(From prologue of Hoor Menaka)

HOOR MENAKA: THE SEDUCTRESS While reviewing my first book, “Wit & Humour of Haryana”(1991), Mr. Khushwant Singh had observed that “dialects are absolutely untranslatable”. The present endeavour to translate and adapt a ‘Swang’ (Play) has its seeds in Mr. Khushwant Singh’s endorsement and encouragement.
Choice of a play of the legendary Pt. Lakhmi Chand was very natural then. Of all his works, I selected ‘Hoor Menaka’ for translation and adaptation since I was moved with the predicament of the heroine in the first instance, used by the Devtas themselves, to be precise Indra; and in the second, to be left alone to fend for herself, repenting on her bartered away virtue, and lost womanly dignity.
As if to add insult to injury, the daughter born out of an alliance between a hard-pressed fairy and a gullible sage, having been deserted by both, and taken care of only by Kanva, a bird, left me overwhelmed with concern for our daughters.
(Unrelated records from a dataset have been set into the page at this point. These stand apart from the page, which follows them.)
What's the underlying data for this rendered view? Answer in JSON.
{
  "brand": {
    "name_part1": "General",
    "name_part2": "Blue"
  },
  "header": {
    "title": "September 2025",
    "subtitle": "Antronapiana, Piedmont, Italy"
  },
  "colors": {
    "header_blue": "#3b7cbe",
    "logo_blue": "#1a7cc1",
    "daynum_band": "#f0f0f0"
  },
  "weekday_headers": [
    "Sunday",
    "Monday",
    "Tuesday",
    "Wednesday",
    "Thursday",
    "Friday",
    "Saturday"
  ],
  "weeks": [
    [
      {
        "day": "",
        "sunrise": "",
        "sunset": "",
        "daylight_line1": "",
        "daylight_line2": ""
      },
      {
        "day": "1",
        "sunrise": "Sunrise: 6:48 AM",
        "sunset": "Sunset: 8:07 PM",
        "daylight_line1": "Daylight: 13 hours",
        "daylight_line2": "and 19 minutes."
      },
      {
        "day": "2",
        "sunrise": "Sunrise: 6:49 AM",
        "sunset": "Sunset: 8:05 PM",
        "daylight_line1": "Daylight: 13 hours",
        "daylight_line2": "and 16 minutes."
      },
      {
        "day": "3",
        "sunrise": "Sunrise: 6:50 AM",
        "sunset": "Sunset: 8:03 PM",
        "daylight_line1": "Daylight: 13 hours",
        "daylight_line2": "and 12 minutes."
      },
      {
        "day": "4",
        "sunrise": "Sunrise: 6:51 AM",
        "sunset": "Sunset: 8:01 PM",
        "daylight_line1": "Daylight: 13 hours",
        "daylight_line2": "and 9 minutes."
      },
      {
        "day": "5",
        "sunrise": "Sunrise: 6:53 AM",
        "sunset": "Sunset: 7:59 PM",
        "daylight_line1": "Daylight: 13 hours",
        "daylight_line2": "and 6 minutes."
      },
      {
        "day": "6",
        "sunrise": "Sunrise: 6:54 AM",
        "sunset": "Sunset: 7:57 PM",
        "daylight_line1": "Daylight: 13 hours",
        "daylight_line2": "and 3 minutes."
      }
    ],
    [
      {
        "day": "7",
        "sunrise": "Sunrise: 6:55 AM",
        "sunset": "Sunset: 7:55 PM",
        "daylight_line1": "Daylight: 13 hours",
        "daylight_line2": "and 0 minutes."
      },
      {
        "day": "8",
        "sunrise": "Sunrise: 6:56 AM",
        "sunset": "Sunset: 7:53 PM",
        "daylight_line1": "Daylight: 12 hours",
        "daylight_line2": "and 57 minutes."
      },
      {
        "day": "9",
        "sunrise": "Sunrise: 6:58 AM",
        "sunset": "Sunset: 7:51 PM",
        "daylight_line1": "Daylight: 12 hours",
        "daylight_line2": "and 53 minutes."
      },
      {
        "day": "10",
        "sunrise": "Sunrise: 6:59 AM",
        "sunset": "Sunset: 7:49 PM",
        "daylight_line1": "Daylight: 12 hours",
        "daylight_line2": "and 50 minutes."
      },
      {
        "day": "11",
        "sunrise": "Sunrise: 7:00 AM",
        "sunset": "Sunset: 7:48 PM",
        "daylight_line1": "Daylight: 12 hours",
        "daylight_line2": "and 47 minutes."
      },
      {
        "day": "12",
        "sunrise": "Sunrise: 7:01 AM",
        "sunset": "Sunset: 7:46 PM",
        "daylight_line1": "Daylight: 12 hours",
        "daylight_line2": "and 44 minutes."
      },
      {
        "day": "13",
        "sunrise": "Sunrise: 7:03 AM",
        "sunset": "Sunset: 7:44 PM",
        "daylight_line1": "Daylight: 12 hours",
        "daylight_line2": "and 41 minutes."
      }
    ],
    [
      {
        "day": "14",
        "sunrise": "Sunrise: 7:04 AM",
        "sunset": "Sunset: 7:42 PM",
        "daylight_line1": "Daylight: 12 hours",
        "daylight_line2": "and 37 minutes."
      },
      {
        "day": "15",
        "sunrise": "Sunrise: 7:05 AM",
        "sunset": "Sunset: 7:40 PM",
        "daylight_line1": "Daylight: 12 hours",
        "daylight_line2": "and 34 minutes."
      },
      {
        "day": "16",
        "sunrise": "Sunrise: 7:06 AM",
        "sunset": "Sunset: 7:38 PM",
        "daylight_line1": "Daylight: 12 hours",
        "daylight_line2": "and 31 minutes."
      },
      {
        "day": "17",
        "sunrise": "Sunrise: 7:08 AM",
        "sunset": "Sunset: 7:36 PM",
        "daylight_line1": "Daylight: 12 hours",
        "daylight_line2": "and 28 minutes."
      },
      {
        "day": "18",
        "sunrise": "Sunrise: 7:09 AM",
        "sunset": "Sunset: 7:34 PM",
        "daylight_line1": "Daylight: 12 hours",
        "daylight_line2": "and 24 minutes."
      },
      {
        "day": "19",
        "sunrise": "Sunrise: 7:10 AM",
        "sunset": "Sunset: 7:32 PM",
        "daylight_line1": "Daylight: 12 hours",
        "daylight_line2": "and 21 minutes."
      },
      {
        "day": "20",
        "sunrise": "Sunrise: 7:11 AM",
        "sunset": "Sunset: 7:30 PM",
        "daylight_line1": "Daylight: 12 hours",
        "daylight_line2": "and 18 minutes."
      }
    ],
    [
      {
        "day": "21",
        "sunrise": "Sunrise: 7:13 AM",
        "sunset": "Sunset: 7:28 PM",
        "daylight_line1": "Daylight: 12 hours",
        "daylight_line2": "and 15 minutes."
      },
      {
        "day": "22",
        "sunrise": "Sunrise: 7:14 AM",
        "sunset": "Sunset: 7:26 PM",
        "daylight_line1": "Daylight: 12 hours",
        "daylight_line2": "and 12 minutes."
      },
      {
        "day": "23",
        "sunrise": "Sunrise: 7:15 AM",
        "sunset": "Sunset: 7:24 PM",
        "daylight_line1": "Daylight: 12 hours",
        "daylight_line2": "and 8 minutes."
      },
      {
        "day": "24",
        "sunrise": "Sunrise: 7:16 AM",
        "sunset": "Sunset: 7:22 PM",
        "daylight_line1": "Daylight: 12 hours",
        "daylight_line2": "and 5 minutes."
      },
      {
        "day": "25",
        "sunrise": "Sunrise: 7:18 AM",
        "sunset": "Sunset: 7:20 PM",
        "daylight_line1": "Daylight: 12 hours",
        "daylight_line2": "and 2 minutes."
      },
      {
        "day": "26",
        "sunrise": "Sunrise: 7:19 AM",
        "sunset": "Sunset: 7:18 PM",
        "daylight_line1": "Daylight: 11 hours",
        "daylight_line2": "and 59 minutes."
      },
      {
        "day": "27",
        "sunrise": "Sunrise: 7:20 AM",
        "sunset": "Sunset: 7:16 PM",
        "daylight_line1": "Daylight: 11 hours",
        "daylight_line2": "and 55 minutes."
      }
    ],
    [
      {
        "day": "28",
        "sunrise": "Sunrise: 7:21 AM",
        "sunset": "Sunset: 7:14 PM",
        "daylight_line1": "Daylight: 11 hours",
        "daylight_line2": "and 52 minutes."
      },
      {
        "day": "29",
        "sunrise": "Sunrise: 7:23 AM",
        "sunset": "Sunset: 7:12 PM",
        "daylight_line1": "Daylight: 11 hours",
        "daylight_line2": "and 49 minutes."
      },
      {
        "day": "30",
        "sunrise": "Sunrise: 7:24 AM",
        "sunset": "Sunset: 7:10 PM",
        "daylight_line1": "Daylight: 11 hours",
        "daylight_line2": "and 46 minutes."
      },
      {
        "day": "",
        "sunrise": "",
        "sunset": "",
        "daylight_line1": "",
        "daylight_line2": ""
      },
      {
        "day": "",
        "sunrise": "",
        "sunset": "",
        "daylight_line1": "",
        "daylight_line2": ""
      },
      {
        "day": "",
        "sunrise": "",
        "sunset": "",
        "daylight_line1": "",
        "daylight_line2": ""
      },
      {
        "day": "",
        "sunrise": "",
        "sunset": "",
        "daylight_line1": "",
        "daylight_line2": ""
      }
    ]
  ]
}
The present document is my personal tribute to destitute women and the endangered species i.e. the girl-child herself. I gainsay, that it’s a matter of pride for us all to look into the mythological background of ‘Bharat’ after whose calling was our great country was named, was the son born unto the same deserted girl-child of Vishwamitra and Menaka, who was later known as Shakuntala.
That the play ‘Hoor Menaka’ could not be enacted for more than 4-5 times by Pt. Lakhmi Chand himself,was because of the fact that the contemporary rural society, particularly of Haryana, did not appreciate a plot, involving making a woman lose her virtue, a saintly figure fall from grace and a girl-child abandoned in the jungles—unattended, uncared and unaccounted. The fact remains, why do we pride ourselves in killing for honour today?
Since I can claim this to be the first ever adaptation of a Haryanvi Swang in English, I wish to share the intricacies involved in the effort; most important being the technique of Swang, which is less diction and more articulation. As a genre, Swang invariably has to have a Sootradhaar managing the stage, directing actors how to live a character, simultaneously remoulding to enter into a character that he himself has to play as a narrator.
For me, even Pt. Lakhmi Chand became a character in the adaptation-plot. Accordingly then, I tried to retain the true character of a Swang having its format with ingredients like Commentary (Vaarta), Couplet (Doha) and Verse (Gadhya). I marvel at the maestro’s dexterity and spontaneity using in the rhyme schemes employed in various Literatures all over the world.
Hoor Menaka in your hands may have deficiencies in sequencing, architecture, faithful conversion of folk idiom and wisdom, yet this very humble creation of mine will surely benefit the readers of English, and will bring alive to them, a whole panorama of folk lore and folk literature.
I am indebted to my family and friends who encouraged me to take up this trivial-looking but momentous task which will now be judged by the interest readers and experts in the field.
Rajbir Deswal